The study sites include: Birmingham, Alabama; Burlington, Vermont; Portland, Oregon; Salt Lake City, Utah; Seattle, Washington; Washington, D.C., and; Ontario, Canada.
While its exact mechanism of action is unclear, studies suggest that lipoic acid blocks so-called free radicals (atoms, ions, or molecules with high chemical reactivity) derived from oxygen, called reactive oxygen species. These reactive oxygen species are normal byproducts of bodily processes. However, an excess of oxygen-derived free radicals can cause tissue injury or trigger immune cell reactions associated with MS.
The current clinical trial (NCT03161028) is based on results from a study, “Lipoic acid in secondary progressive MS: A randomized controlled pilot trial,” published in the journal Neurology Neuroimmunology & Neuroinflammation.
In the study, 51 participants (age range, 40-70) with secondary progressive MS received either daily oral 1,200 mg lipoic acid (27 participants) or placebo (24 participants) for two years. Results showed that participants treated with lipoic acid had a 68 percent reduction in brain tissue loss (brain atrophy, or shrinkage) compared with participants receiving placebo.
Now, the new clinical trial will assess the potential benefits and safety of lipoic acid treatment on 118 randomly assigned participants between 18 and 70 years of age, with primary or secondary progressive MS, who are able to walk with or without a walking aid.
Half of the participants will receive oral lipoic acid (1,200 mg), and the other half will receive placebo daily for two years.
At the trial’s seven sites, researchers will compare mobility functions between baseline (start of trial) and each subsequent visit.
The trial’s primary goal is a change in timed 25-foot walk from baseline, with or without walking aid, which is a measure of patients’ mobility and leg function performance. Secondary outcomes include changes in: the two-minute walk test, the recorded number of falls during the trial period, brain volume seen through magnetic resonance imaging (MRI), and treatment safety.

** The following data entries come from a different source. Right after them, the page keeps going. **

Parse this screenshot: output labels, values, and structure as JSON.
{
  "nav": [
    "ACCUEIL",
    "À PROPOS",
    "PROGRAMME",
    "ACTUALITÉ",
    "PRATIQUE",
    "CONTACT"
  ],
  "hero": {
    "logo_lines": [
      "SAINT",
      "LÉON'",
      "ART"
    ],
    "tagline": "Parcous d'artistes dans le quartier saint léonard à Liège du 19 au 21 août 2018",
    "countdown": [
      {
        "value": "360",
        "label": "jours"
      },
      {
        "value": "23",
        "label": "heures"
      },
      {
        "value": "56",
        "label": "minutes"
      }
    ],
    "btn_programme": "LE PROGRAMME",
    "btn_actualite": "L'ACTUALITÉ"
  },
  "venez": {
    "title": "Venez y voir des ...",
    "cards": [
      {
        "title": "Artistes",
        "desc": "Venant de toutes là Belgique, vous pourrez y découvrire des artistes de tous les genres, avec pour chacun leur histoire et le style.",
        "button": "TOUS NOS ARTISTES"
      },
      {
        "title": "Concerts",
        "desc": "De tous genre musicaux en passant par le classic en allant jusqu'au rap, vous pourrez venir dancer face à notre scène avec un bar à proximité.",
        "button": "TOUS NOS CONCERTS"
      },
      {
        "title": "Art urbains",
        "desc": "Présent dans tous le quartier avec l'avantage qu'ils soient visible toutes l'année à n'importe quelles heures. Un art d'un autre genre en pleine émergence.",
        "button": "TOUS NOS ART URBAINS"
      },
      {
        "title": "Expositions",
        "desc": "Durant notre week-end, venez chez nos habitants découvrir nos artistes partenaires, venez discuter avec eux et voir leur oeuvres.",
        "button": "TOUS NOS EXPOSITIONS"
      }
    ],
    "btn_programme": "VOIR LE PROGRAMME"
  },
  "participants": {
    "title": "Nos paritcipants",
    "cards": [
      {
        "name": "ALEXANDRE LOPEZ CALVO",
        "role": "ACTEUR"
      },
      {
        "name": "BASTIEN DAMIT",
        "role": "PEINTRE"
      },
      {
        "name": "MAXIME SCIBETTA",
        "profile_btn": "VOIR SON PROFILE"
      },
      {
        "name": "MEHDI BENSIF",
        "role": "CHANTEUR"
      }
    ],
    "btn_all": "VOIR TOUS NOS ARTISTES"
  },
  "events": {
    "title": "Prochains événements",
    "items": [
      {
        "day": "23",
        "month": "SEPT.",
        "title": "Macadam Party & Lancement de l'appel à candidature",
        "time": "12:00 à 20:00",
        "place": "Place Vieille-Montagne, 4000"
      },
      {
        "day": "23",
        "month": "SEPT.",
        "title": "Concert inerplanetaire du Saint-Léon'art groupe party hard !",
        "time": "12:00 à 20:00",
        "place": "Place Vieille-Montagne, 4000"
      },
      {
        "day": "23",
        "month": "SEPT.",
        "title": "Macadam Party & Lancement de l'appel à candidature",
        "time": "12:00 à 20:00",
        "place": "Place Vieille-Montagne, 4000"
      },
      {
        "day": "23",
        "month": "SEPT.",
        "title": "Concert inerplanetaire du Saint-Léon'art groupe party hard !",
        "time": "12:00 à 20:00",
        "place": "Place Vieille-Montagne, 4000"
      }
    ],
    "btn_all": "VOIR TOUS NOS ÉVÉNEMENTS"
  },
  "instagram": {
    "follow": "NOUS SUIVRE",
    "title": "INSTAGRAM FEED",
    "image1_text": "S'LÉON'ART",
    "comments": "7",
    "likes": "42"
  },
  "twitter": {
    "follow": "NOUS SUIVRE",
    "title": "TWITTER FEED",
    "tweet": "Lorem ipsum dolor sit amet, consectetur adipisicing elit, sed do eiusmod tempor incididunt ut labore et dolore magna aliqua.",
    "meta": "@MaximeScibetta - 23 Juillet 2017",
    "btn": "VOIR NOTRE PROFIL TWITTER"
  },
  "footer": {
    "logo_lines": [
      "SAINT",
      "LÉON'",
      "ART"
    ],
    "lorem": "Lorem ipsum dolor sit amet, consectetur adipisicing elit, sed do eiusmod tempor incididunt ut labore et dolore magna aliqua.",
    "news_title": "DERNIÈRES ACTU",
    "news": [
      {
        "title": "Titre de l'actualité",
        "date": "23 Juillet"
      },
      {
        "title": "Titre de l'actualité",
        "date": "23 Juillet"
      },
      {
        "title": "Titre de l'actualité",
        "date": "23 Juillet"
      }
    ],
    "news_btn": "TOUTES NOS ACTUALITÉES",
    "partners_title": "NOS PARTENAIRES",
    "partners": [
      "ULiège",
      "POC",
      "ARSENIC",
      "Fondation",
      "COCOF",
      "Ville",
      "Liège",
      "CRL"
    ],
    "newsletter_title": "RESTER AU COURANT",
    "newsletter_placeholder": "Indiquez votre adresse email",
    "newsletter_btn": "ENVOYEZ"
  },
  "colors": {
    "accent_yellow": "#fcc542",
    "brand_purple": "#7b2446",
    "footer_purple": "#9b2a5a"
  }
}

The National MS Society and the U.S. Department of Veterans Affairs are the main sponsors of the clinical trial. For contact details and more information about the study’s enrollment criteria and eligibility, readers may visit this link.